It looks absolutely mental, especially in this colour (a $650 option, while the decals are an additional $750), and I adore how much of a visual middle finger it delivers in every situation. Bluff, aggressive and imposingly tall (the track is 150mm wider and the ride height is 50mm taller than a regular Ranger), it’s the only vehicle I’ve ever ‘owned’ that requires the help of a grab-handle on the A-pillar to climb into.
Plus, while I find most off-roading to be about as exciting as a Matthew McConaughey marathon, the Raptor has been designed with a particular brand of bush bashing in mind – high-speed hooliganism. The evidence of this is found primarily in the one mechanical component that dominates the Raptor experience: the suspension.

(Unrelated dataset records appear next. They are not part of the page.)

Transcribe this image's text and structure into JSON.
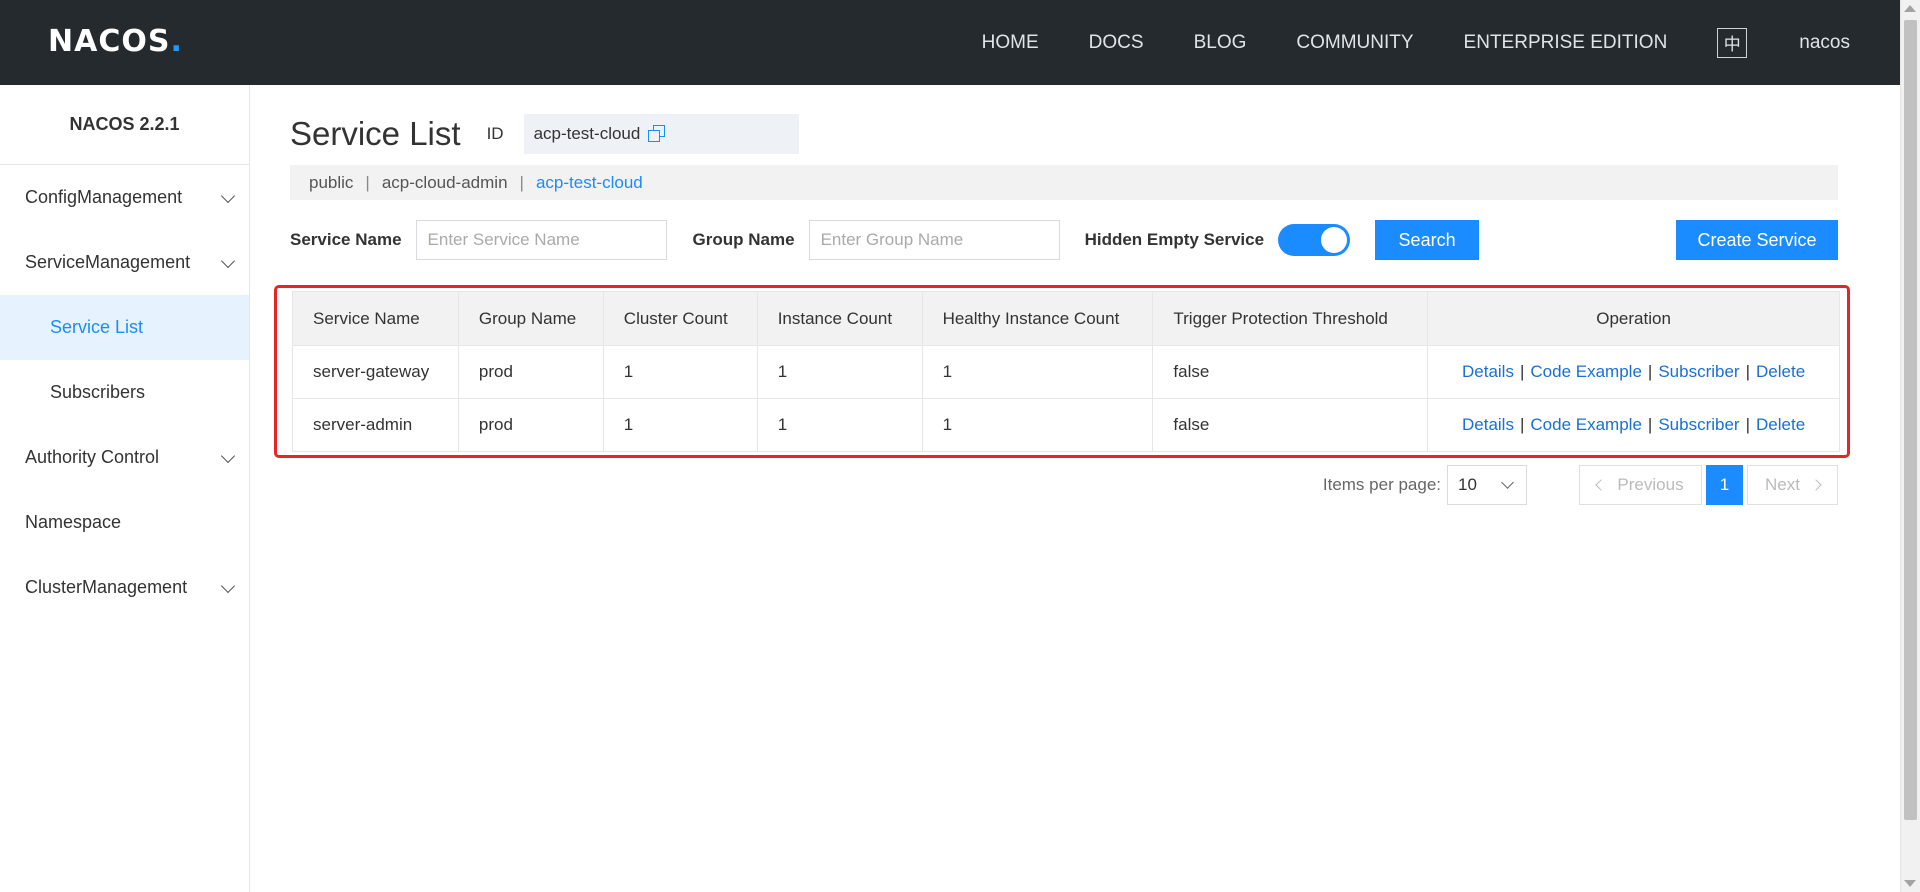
{
  "brand": {
    "logo_text": "NACOS",
    "logo_dot": "."
  },
  "nav": {
    "items": [
      "HOME",
      "DOCS",
      "BLOG",
      "COMMUNITY",
      "ENTERPRISE EDITION"
    ],
    "lang": "中",
    "user": "nacos"
  },
  "sidebar": {
    "version": "NACOS 2.2.1",
    "items": [
      {
        "label": "ConfigManagement"
      },
      {
        "label": "ServiceManagement"
      },
      {
        "label": "Service List"
      },
      {
        "label": "Subscribers"
      },
      {
        "label": "Authority Control"
      },
      {
        "label": "Namespace"
      },
      {
        "label": "ClusterManagement"
      }
    ]
  },
  "page": {
    "title": "Service List",
    "id_label": "ID",
    "id_value": "acp-test-cloud"
  },
  "namespaces": [
    "public",
    "acp-cloud-admin",
    "acp-test-cloud"
  ],
  "filters": {
    "service_name_label": "Service Name",
    "service_name_placeholder": "Enter Service Name",
    "group_name_label": "Group Name",
    "group_name_placeholder": "Enter Group Name",
    "hidden_empty_label": "Hidden Empty Service",
    "search_label": "Search",
    "create_label": "Create Service"
  },
  "table": {
    "headers": [
      "Service Name",
      "Group Name",
      "Cluster Count",
      "Instance Count",
      "Healthy Instance Count",
      "Trigger Protection Threshold",
      "Operation"
    ],
    "rows": [
      [
        "server-gateway",
        "prod",
        "1",
        "1",
        "1",
        "false"
      ],
      [
        "server-admin",
        "prod",
        "1",
        "1",
        "1",
        "false"
      ]
    ],
    "operations": [
      "Details",
      "Code Example",
      "Subscriber",
      "Delete"
    ]
  },
  "pagination": {
    "per_page_label": "Items per page:",
    "per_page_value": "10",
    "prev_label": "Previous",
    "current_page": "1",
    "next_label": "Next"
  }
}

WELCOME: Introducing our Project Ranger
The long-travel Fox shocks and strengthened chassis have been built to cop an absolute hammering as owners fang through deserts and jump off sand dunes with huge amounts of air. And that, dear reader, is the kind of off-roading I do find appealing. The hope is that during our time together, the Raptor and I will embark on some ambitious adventures that will expand my motoring horizon and skill set, but so far things have been fairly mundane. Month one has been spent acclimatising to its sheer size and girth (at 2180mm wide, lane discipline is important), enjoying the loftiness of its seating position (it rivals small trucks for height), and marvelling at how polished it is in heavy suburban driving.
Sure, the controversial 157kW/500Nm four-cylinder diesel (more on this in coming months) is a little rattly at times, but the 10-speed auto is smooth and the cabin is remarkably civilised. Looking at those chunky 285/70R17 BF Goodrich tyres, I’d expected them to drone like a dementor’s death rattle at 100km/h, yet they’re no worse than a conventional passenger tyre. Impressive.
And in most situations, the ride verges on impervious. Small imperfections do make their way into the cabin with that trademark tremor that seems to plague all unladen pick-ups, but bigger bumps are ironed out with disdain. So much so, in fact, that speed humps don’t so much signal an obstacle that requires you to slow down as one that taunts you to speed up.
The sternest test I’ve thrown the Raptor’s way to date has been a weekend jaunt to the Yarra Valley for lunch at a rather posh winery. It chewed up the four-hour road trip with ease – helped in part by comfortable and supportive Raptor-specific front seats – though it did score some odd looks as we parked up among the sea of grey BMWs, Audis and Volkswagens. It really did feel the odd one out. The proverbial fish out of water. And I liked that.